Going back to what we were discussing earlier – the stand up, scripting stuff, the hosting – is there one thing you like to do more than the other, or are you cool with doing all three?
It’s cool – it’s wherever anything fits, really. I really would love to write another scripted thing because that means I could probably get better at it. But at the minute I’m bumming around in Toronto, writing little notes in my book for the show I’m doing tomorrow and there’s nowhere else I rather be. There’s nothing like traveling to make you realize how incredible it is being a comic. So at the moment I’m in stand-up mode and really happy to be. A week ago, it was like “ah, yeah I really want to write another film,” but at the minute, I can’t wait to do this little gig in Toronto tomorrow, it’s going to be nice.
So you’re doing all this great stuff – is there anything in the entertainment world that you want to tackle next?
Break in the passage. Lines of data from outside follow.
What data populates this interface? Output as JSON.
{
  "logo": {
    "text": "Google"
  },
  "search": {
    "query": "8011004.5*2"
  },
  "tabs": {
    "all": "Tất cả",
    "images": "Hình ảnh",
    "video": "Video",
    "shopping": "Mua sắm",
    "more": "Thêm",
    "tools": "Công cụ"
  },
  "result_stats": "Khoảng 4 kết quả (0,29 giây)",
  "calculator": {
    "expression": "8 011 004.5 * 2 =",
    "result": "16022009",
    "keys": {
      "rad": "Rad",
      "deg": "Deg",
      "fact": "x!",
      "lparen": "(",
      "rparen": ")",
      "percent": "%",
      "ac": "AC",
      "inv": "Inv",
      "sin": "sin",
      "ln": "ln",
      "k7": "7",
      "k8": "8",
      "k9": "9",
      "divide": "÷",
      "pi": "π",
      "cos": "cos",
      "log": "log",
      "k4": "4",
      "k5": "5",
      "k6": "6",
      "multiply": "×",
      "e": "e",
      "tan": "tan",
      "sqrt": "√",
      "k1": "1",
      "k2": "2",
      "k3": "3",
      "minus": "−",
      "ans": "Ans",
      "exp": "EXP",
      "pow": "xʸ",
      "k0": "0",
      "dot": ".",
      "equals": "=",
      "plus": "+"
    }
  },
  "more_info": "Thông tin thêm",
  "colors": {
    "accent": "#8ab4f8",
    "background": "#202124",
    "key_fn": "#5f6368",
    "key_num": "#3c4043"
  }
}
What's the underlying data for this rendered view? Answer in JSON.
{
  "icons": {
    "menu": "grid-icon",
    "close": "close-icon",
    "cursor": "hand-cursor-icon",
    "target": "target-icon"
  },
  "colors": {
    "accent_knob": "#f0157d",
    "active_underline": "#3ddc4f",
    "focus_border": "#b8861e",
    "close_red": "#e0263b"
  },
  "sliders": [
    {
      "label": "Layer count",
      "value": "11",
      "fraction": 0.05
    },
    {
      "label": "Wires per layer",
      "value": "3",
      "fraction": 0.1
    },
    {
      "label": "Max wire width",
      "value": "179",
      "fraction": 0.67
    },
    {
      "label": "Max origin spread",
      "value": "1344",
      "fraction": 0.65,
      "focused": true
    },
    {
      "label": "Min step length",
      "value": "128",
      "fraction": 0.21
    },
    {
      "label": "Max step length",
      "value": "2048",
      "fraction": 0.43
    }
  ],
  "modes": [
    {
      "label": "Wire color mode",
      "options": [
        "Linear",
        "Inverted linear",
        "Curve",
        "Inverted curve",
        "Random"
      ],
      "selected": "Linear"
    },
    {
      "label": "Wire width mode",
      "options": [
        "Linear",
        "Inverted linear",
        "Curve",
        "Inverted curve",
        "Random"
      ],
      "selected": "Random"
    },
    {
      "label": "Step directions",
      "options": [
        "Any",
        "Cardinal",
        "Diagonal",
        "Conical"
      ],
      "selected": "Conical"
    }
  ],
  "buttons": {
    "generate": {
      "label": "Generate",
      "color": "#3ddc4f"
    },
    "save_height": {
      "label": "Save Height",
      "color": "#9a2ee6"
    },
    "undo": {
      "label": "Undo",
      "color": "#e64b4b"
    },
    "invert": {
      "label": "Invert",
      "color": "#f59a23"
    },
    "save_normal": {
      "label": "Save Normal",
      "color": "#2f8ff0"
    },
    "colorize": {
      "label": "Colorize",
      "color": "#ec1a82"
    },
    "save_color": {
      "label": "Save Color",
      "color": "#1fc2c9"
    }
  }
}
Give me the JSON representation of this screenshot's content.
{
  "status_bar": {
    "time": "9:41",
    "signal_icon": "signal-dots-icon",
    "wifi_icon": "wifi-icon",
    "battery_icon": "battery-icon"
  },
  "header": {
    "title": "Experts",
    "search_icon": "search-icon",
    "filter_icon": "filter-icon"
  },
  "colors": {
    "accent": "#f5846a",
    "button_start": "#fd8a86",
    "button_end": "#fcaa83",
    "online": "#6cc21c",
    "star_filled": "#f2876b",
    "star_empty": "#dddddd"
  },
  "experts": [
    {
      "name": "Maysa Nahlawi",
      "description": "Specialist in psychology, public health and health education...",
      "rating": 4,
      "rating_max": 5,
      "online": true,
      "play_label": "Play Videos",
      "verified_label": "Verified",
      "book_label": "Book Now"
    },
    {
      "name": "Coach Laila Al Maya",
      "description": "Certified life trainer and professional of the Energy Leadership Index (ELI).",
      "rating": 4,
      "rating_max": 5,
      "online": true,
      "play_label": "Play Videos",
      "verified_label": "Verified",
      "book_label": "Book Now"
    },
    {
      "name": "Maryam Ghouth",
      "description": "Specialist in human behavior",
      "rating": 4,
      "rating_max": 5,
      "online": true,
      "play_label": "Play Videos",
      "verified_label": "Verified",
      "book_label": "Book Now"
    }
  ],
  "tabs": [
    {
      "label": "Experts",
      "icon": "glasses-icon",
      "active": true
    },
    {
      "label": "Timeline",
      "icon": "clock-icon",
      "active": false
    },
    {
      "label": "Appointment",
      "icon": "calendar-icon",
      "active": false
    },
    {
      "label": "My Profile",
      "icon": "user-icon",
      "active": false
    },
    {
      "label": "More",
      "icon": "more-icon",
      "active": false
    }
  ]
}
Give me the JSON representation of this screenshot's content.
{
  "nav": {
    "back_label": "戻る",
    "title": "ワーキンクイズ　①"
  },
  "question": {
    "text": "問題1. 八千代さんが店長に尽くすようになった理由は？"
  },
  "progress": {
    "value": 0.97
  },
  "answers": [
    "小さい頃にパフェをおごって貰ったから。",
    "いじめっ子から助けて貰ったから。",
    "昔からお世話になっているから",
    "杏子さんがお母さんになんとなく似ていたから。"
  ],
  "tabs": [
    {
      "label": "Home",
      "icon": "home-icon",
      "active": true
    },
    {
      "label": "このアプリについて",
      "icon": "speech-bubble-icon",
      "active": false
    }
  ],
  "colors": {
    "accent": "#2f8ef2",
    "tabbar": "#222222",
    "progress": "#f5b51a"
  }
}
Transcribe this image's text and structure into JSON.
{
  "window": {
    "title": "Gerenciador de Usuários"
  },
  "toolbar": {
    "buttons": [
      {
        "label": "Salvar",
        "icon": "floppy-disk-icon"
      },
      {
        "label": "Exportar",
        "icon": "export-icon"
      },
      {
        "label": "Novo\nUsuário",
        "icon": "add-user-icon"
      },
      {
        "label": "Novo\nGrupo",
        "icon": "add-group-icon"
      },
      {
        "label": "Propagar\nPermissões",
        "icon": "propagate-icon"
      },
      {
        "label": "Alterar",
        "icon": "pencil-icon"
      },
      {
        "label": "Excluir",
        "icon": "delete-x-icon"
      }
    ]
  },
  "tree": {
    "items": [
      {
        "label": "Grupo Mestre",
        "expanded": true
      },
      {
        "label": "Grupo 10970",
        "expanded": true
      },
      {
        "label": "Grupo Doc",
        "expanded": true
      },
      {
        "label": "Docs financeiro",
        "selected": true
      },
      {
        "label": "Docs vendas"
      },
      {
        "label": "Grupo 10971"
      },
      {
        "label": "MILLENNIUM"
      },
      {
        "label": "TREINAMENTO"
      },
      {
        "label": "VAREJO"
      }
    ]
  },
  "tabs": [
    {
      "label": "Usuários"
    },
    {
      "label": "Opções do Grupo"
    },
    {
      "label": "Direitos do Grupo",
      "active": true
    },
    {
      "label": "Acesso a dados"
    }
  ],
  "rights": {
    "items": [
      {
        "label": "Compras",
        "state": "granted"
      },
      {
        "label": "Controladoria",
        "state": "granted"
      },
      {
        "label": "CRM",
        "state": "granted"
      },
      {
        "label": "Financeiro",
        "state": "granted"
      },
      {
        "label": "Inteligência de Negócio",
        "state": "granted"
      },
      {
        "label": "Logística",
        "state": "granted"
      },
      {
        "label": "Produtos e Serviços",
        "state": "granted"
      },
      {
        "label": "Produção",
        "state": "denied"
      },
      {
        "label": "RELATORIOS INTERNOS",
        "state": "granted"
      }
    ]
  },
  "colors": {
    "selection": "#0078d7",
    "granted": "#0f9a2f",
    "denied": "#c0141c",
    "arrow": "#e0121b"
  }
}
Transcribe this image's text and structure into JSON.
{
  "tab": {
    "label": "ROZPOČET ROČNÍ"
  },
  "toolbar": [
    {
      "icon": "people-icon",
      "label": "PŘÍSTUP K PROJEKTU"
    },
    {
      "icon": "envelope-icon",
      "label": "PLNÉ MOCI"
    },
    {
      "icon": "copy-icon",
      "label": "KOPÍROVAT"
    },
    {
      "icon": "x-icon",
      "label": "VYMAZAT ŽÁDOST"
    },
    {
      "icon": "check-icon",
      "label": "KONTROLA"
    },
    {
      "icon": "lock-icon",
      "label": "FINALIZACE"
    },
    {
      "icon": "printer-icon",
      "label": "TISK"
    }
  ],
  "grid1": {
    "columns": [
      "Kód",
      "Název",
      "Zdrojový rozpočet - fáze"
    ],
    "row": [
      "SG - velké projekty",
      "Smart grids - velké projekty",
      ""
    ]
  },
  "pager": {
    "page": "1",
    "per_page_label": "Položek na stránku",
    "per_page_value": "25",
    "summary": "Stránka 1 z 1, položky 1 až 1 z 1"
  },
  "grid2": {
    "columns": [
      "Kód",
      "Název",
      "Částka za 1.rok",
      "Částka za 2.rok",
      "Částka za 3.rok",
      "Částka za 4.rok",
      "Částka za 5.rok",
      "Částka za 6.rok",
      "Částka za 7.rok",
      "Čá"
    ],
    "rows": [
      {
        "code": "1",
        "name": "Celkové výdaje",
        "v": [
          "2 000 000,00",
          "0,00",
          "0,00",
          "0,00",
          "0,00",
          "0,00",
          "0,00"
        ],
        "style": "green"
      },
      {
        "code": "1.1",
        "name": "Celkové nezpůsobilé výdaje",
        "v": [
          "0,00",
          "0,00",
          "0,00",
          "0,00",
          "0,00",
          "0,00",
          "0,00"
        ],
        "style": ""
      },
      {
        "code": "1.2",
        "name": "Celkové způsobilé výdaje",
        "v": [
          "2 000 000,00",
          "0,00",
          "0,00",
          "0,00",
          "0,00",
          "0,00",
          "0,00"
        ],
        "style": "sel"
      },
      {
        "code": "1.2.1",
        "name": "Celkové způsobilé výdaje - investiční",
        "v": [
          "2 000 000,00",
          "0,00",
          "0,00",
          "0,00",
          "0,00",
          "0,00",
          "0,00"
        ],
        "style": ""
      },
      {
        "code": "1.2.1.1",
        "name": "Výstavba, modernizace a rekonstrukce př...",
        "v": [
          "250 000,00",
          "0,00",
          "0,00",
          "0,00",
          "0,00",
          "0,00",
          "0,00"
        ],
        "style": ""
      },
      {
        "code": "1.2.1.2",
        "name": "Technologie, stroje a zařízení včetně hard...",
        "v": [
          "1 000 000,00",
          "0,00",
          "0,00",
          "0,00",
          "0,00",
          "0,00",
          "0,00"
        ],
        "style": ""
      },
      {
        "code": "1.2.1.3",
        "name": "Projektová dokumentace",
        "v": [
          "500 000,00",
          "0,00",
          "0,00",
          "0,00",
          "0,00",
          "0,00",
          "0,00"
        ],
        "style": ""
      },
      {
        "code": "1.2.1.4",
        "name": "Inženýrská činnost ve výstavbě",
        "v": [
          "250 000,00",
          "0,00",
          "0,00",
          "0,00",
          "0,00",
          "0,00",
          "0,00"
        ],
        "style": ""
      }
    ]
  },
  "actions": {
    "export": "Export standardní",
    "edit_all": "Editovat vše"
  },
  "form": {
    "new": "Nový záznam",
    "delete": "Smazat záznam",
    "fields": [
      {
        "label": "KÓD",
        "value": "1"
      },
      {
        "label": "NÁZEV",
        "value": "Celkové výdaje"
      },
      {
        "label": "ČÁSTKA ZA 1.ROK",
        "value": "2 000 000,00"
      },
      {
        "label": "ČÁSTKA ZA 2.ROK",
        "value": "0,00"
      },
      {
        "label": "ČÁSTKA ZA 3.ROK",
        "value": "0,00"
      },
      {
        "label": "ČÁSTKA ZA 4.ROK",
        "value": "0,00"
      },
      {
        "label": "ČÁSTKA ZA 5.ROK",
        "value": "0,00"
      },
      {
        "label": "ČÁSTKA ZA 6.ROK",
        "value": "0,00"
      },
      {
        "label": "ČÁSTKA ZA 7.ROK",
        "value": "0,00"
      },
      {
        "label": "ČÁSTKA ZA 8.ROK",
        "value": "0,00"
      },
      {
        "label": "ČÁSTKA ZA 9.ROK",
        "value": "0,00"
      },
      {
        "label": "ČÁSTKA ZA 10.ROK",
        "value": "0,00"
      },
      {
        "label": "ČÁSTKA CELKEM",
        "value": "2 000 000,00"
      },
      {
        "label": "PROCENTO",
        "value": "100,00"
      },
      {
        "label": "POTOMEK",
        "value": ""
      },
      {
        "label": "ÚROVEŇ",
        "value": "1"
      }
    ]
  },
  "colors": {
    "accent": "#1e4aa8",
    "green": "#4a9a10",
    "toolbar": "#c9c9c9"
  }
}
No, I’m fine. My sister wants to do an action film; she wants to be a proper sh*t-kicking female actress. Her name is Kerry Howard and she wants to be Jean-Claude Van Damme. That hasn’t happen yet, has it? That’s a good angle there, for an old fashioned sh*t-kicking woman. Kind of odd isn’t it? There isn’t a female Stallone! It could be my sister!
You should write that down immediately and don’t forget about it!
Alright, final question: You clearly have a really strong social media presence, your YouTube channel is phenomenal – A. how can your fans reach you on all these channels? And B. how do you maintain that great presence> That has to be a job in itself.
Yeah, to be honest, the bizarre thing is I’m a bit of a luddite. It was just something that sort of happened really. Whenever I do stuff, we just whack it on YouTube, on Facebook and that’s kind of it. It’s just a case of doing something and going, “Oh, we’ll put it there,” but that’s kind of how it works, really. There’s no master plan.
For more information about Russell Howard, visit his website for all tour dates and premiere dates of his new show.